Task description
Every line below that has the string "this" needs to be copied.

Supplied entries
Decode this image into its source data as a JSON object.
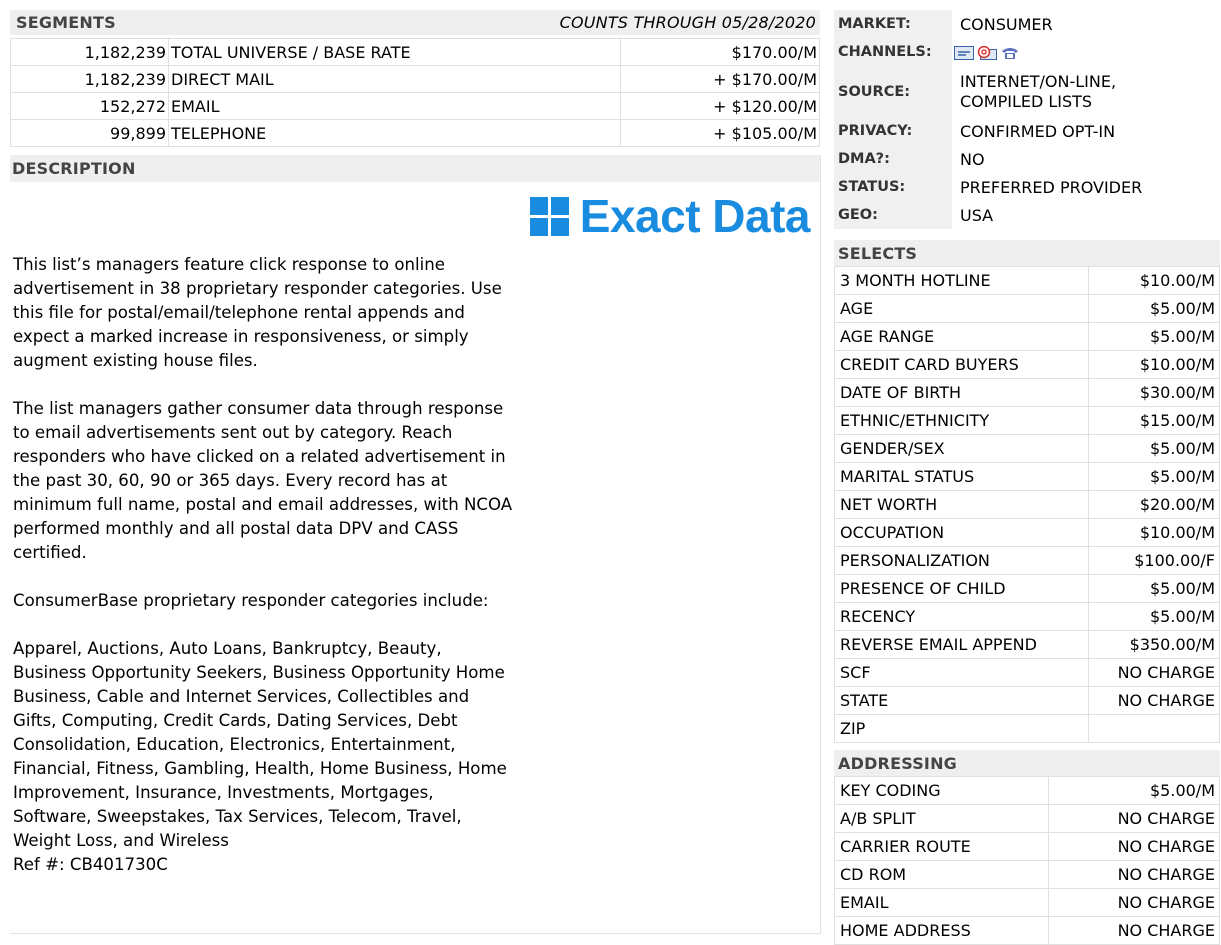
{
  "segments": {
    "header": "SEGMENTS",
    "counts_through": "COUNTS THROUGH 05/28/2020",
    "rows": [
      {
        "count": "1,182,239",
        "name": "TOTAL UNIVERSE / BASE RATE",
        "price": "$170.00/M"
      },
      {
        "count": "1,182,239",
        "name": "DIRECT MAIL",
        "price": "+ $170.00/M"
      },
      {
        "count": "152,272",
        "name": "EMAIL",
        "price": "+ $120.00/M"
      },
      {
        "count": "99,899",
        "name": "TELEPHONE",
        "price": "+ $105.00/M"
      }
    ]
  },
  "description": {
    "header": "DESCRIPTION",
    "logo_text": "Exact Data",
    "brand_color": "#1a8ce0",
    "body": "This list’s managers feature click response to online advertisement in 38 proprietary responder categories. Use this file for postal/email/telephone rental appends and expect a marked increase in responsiveness, or simply augment existing house files.\n\nThe list managers gather consumer data through response to email advertisements sent out by category. Reach responders who have clicked on a related advertisement in the past 30, 60, 90 or 365 days. Every record has at minimum full name, postal and email addresses, with NCOA performed monthly and all postal data DPV and CASS certified.\n\nConsumerBase proprietary responder categories include:\n\nApparel, Auctions, Auto Loans, Bankruptcy, Beauty, Business Opportunity Seekers, Business Opportunity Home Business, Cable and Internet Services, Collectibles and Gifts, Computing, Credit Cards, Dating Services, Debt Consolidation, Education, Electronics, Entertainment, Financial, Fitness, Gambling, Health, Home Business, Home Improvement, Insurance, Investments, Mortgages, Software, Sweepstakes, Tax Services, Telecom, Travel, Weight Loss, and Wireless\nRef #: CB401730C"
  },
  "info": {
    "market_label": "MARKET:",
    "market_value": "CONSUMER",
    "channels_label": "CHANNELS:",
    "channel_icons": [
      "mail-icon",
      "email-icon",
      "telephone-icon"
    ],
    "source_label": "SOURCE:",
    "source_line1": "INTERNET/ON-LINE,",
    "source_line2": "COMPILED LISTS",
    "privacy_label": "PRIVACY:",
    "privacy_value": "CONFIRMED OPT-IN",
    "dma_label": "DMA?:",
    "dma_value": "NO",
    "status_label": "STATUS:",
    "status_value": "PREFERRED PROVIDER",
    "geo_label": "GEO:",
    "geo_value": "USA"
  },
  "selects": {
    "header": "SELECTS",
    "rows": [
      {
        "name": "3 MONTH HOTLINE",
        "price": "$10.00/M"
      },
      {
        "name": "AGE",
        "price": "$5.00/M"
      },
      {
        "name": "AGE RANGE",
        "price": "$5.00/M"
      },
      {
        "name": "CREDIT CARD BUYERS",
        "price": "$10.00/M"
      },
      {
        "name": "DATE OF BIRTH",
        "price": "$30.00/M"
      },
      {
        "name": "ETHNIC/ETHNICITY",
        "price": "$15.00/M"
      },
      {
        "name": "GENDER/SEX",
        "price": "$5.00/M"
      },
      {
        "name": "MARITAL STATUS",
        "price": "$5.00/M"
      },
      {
        "name": "NET WORTH",
        "price": "$20.00/M"
      },
      {
        "name": "OCCUPATION",
        "price": "$10.00/M"
      },
      {
        "name": "PERSONALIZATION",
        "price": "$100.00/F"
      },
      {
        "name": "PRESENCE OF CHILD",
        "price": "$5.00/M"
      },
      {
        "name": "RECENCY",
        "price": "$5.00/M"
      },
      {
        "name": "REVERSE EMAIL APPEND",
        "price": "$350.00/M"
      },
      {
        "name": "SCF",
        "price": "NO CHARGE"
      },
      {
        "name": "STATE",
        "price": "NO CHARGE"
      },
      {
        "name": "ZIP",
        "price": ""
      }
    ]
  },
  "addressing": {
    "header": "ADDRESSING",
    "rows": [
      {
        "name": "KEY CODING",
        "price": "$5.00/M"
      },
      {
        "name": "A/B SPLIT",
        "price": "NO CHARGE"
      },
      {
        "name": "CARRIER ROUTE",
        "price": "NO CHARGE"
      },
      {
        "name": "CD ROM",
        "price": "NO CHARGE"
      },
      {
        "name": "EMAIL",
        "price": "NO CHARGE"
      },
      {
        "name": "HOME ADDRESS",
        "price": "NO CHARGE"
      }
    ]
  }
}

Reply to the exercise
Decode this image into its source data as a JSON object.
    "body": "This list’s managers feature click response to online advertisement in 38 proprietary responder categories. Use this file for postal/email/telephone rental appends and expect a marked increase in responsiveness, or simply augment existing house files.\n\nThe list managers gather consumer data through response to email advertisements sent out by category. Reach responders who have clicked on a related advertisement in the past 30, 60, 90 or 365 days. Every record has at minimum full name, postal and email addresses, with NCOA performed monthly and all postal data DPV and CASS certified.\n\nConsumerBase proprietary responder categories include:\n\nApparel, Auctions, Auto Loans, Bankruptcy, Beauty, Business Opportunity Seekers, Business Opportunity Home Business, Cable and Internet Services, Collectibles and Gifts, Computing, Credit Cards, Dating Services, Debt Consolidation, Education, Electronics, Entertainment, Financial, Fitness, Gambling, Health, Home Business, Home Improvement, Insurance, Investments, Mortgages, Software, Sweepstakes, Tax Services, Telecom, Travel, Weight Loss, and Wireless\nRef #: CB401730C"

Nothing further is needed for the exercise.